● **Work instructions**: Your answer should consist of the lines holding "What", copied from the material below.
(Beginning of Dataset)
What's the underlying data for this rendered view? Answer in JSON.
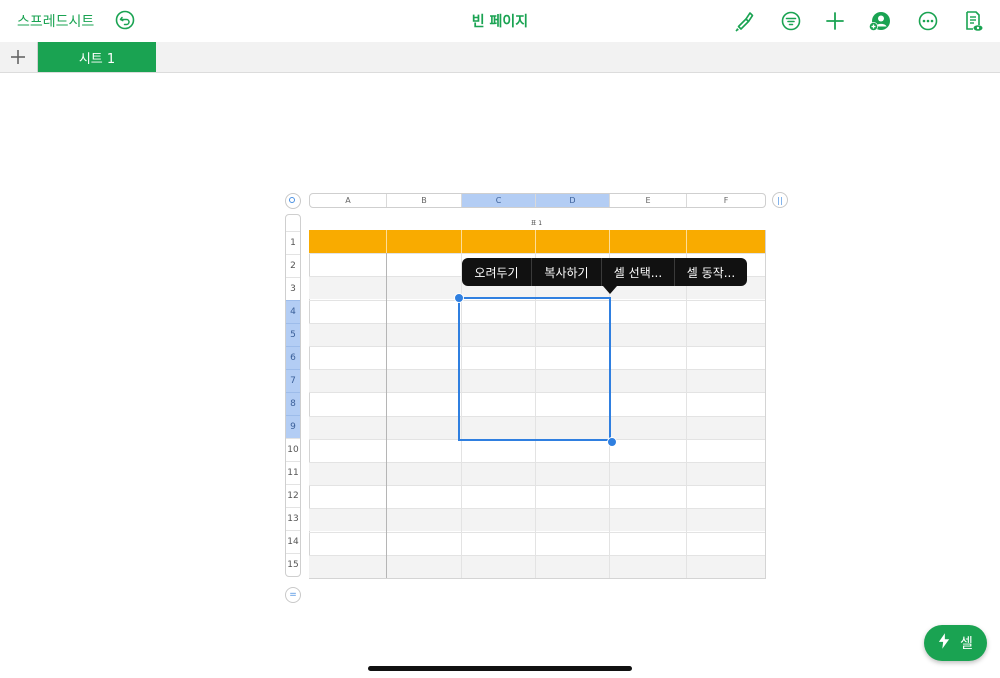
{
  "topbar": {
    "back_label": "스프레드시트",
    "title": "빈 페이지",
    "icons": [
      "undo-icon",
      "paintbrush-icon",
      "filter-icon",
      "add-icon",
      "collaborate-icon",
      "more-icon",
      "document-view-icon"
    ]
  },
  "tabs": {
    "add_icon": "plus-icon",
    "items": [
      {
        "label": "시트 1",
        "active": true
      }
    ]
  },
  "table": {
    "name": "표 1",
    "header_color": "#f9ab00",
    "columns": [
      "A",
      "B",
      "C",
      "D",
      "E",
      "F"
    ],
    "selected_columns": [
      "C",
      "D"
    ],
    "rows": [
      "1",
      "2",
      "3",
      "4",
      "5",
      "6",
      "7",
      "8",
      "9",
      "10",
      "11",
      "12",
      "13",
      "14",
      "15"
    ],
    "selected_rows": [
      "4",
      "5",
      "6",
      "7",
      "8",
      "9"
    ]
  },
  "context_menu": {
    "items": [
      "오려두기",
      "복사하기",
      "셀 선택...",
      "셀 동작..."
    ]
  },
  "cell_button": {
    "label": "셀",
    "icon": "lightning-icon"
  },
  "colors": {
    "accent": "#1aa352",
    "selection": "#2f7fe0",
    "header": "#f9ab00"
  }
}
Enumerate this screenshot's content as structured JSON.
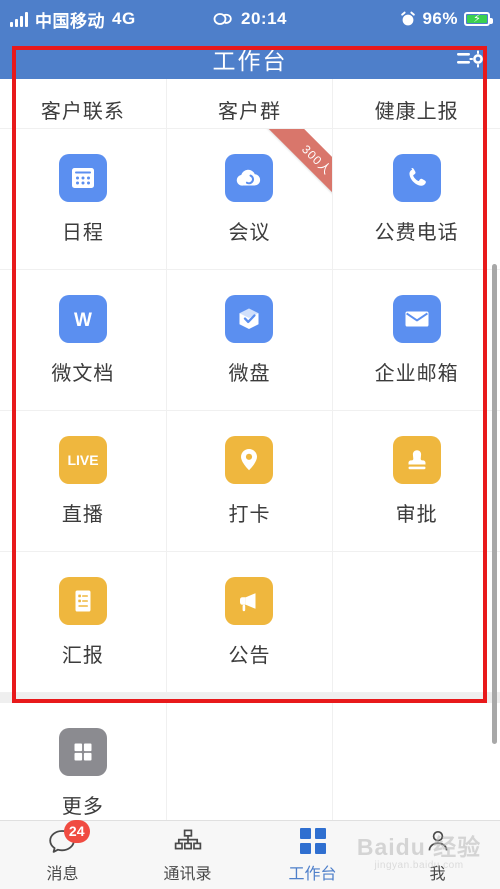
{
  "status_bar": {
    "carrier": "中国移动",
    "network": "4G",
    "time": "20:14",
    "battery_percent": "96%",
    "signal_icon": "signal-bars-icon",
    "link_icon": "link-loop-icon",
    "alarm_icon": "alarm-clock-icon",
    "battery_icon": "battery-charging-icon"
  },
  "header": {
    "title": "工作台",
    "action_icon": "manage-settings-icon"
  },
  "colors": {
    "brand_blue": "#4e7fca",
    "icon_blue": "#5b8ff0",
    "icon_yellow": "#efb73e",
    "icon_gray": "#8b8b90",
    "ribbon_red": "#d9766b",
    "annotation_red": "#e8191b",
    "badge_red": "#f04b41",
    "active_tab": "#4e7fca"
  },
  "workbench": {
    "clipped_row": [
      {
        "label": "客户联系",
        "icon": "customer-contact-icon"
      },
      {
        "label": "客户群",
        "icon": "customer-group-icon"
      },
      {
        "label": "健康上报",
        "icon": "health-report-icon"
      }
    ],
    "apps": [
      {
        "label": "日程",
        "icon": "calendar-icon",
        "color": "blue",
        "ribbon": ""
      },
      {
        "label": "会议",
        "icon": "cloud-meeting-icon",
        "color": "blue",
        "ribbon": "300人"
      },
      {
        "label": "公费电话",
        "icon": "phone-icon",
        "color": "blue",
        "ribbon": ""
      },
      {
        "label": "微文档",
        "icon": "document-w-icon",
        "color": "blue",
        "ribbon": ""
      },
      {
        "label": "微盘",
        "icon": "cloud-drive-box-icon",
        "color": "blue",
        "ribbon": ""
      },
      {
        "label": "企业邮箱",
        "icon": "mail-envelope-icon",
        "color": "blue",
        "ribbon": ""
      },
      {
        "label": "直播",
        "icon": "live-icon",
        "color": "yellow",
        "ribbon": ""
      },
      {
        "label": "打卡",
        "icon": "location-pin-icon",
        "color": "yellow",
        "ribbon": ""
      },
      {
        "label": "审批",
        "icon": "approval-stamp-icon",
        "color": "yellow",
        "ribbon": ""
      },
      {
        "label": "汇报",
        "icon": "report-doc-icon",
        "color": "yellow",
        "ribbon": ""
      },
      {
        "label": "公告",
        "icon": "megaphone-icon",
        "color": "yellow",
        "ribbon": ""
      }
    ],
    "more": {
      "label": "更多",
      "icon": "more-grid-icon",
      "color": "gray"
    }
  },
  "tabbar": [
    {
      "label": "消息",
      "icon": "chat-bubble-icon",
      "badge": "24",
      "active": false
    },
    {
      "label": "通讯录",
      "icon": "org-chart-icon",
      "badge": "",
      "active": false
    },
    {
      "label": "工作台",
      "icon": "workbench-grid-icon",
      "badge": "",
      "active": true
    },
    {
      "label": "我",
      "icon": "profile-people-icon",
      "badge": "",
      "active": false
    }
  ],
  "watermark": {
    "main": "Baidu 经验",
    "sub": "jingyan.baidu.com"
  }
}
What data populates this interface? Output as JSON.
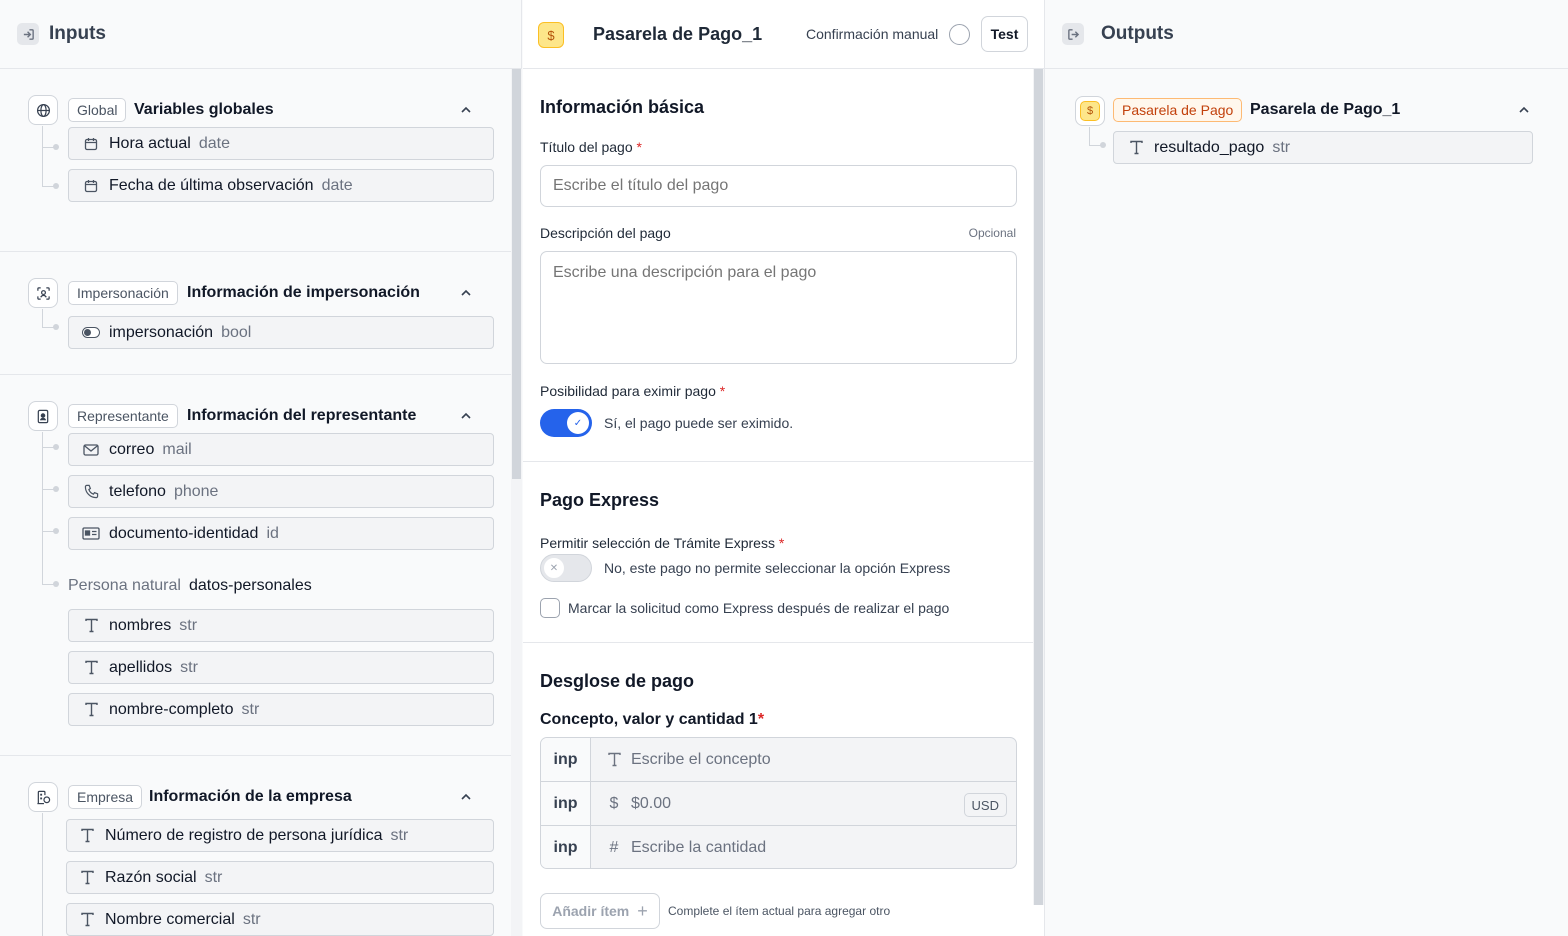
{
  "inputs_panel": {
    "title": "Inputs",
    "groups": [
      {
        "badge": "Global",
        "title": "Variables globales",
        "fields": [
          {
            "name": "Hora actual",
            "type": "date"
          },
          {
            "name": "Fecha de última observación",
            "type": "date"
          }
        ]
      },
      {
        "badge": "Impersonación",
        "title": "Información de impersonación",
        "fields": [
          {
            "name": "impersonación",
            "type": "bool"
          }
        ]
      },
      {
        "badge": "Representante",
        "title": "Información del representante",
        "fields": [
          {
            "name": "correo",
            "type": "mail"
          },
          {
            "name": "telefono",
            "type": "phone"
          },
          {
            "name": "documento-identidad",
            "type": "id"
          }
        ],
        "sub": {
          "label": "Persona natural",
          "key": "datos-personales",
          "fields": [
            {
              "name": "nombres",
              "type": "str"
            },
            {
              "name": "apellidos",
              "type": "str"
            },
            {
              "name": "nombre-completo",
              "type": "str"
            }
          ]
        }
      },
      {
        "badge": "Empresa",
        "title": "Información de la empresa",
        "fields": [
          {
            "name": "Número de registro de persona jurídica",
            "type": "str"
          },
          {
            "name": "Razón social",
            "type": "str"
          },
          {
            "name": "Nombre comercial",
            "type": "str"
          }
        ]
      }
    ]
  },
  "config_panel": {
    "node_title": "Pasarela de Pago_1",
    "manual_confirm_label": "Confirmación manual",
    "test_label": "Test",
    "basic": {
      "title": "Información básica",
      "title_label": "Título del pago",
      "title_placeholder": "Escribe el título del pago",
      "desc_label": "Descripción del pago",
      "desc_optional": "Opcional",
      "desc_placeholder": "Escribe una descripción para el pago",
      "exempt_label": "Posibilidad para eximir pago",
      "exempt_text": "Sí, el pago puede ser eximido."
    },
    "express": {
      "title": "Pago Express",
      "allow_label": "Permitir selección de Trámite Express",
      "allow_text": "No, este pago no permite seleccionar la opción Express",
      "mark_text": "Marcar la solicitud como Express después de realizar el pago"
    },
    "breakdown": {
      "title": "Desglose de pago",
      "item_label": "Concepto, valor y cantidad 1",
      "rows": [
        {
          "prefix": "inp",
          "placeholder": "Escribe el concepto"
        },
        {
          "prefix": "inp",
          "placeholder": "$0.00",
          "currency": "USD"
        },
        {
          "prefix": "inp",
          "placeholder": "Escribe la cantidad"
        }
      ],
      "add_label": "Añadir ítem",
      "add_hint": "Complete el ítem actual para agregar otro"
    }
  },
  "outputs_panel": {
    "title": "Outputs",
    "node_badge": "Pasarela de Pago",
    "node_title": "Pasarela de Pago_1",
    "fields": [
      {
        "name": "resultado_pago",
        "type": "str"
      }
    ]
  },
  "colors": {
    "accent": "#2563eb",
    "payment_badge": "#c2410c",
    "required": "#dc2626"
  }
}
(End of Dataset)
● **Answer to this problem**:
What's the underlying data for this rendered view? Answer in JSON.
What data populates this interface? Output as JSON.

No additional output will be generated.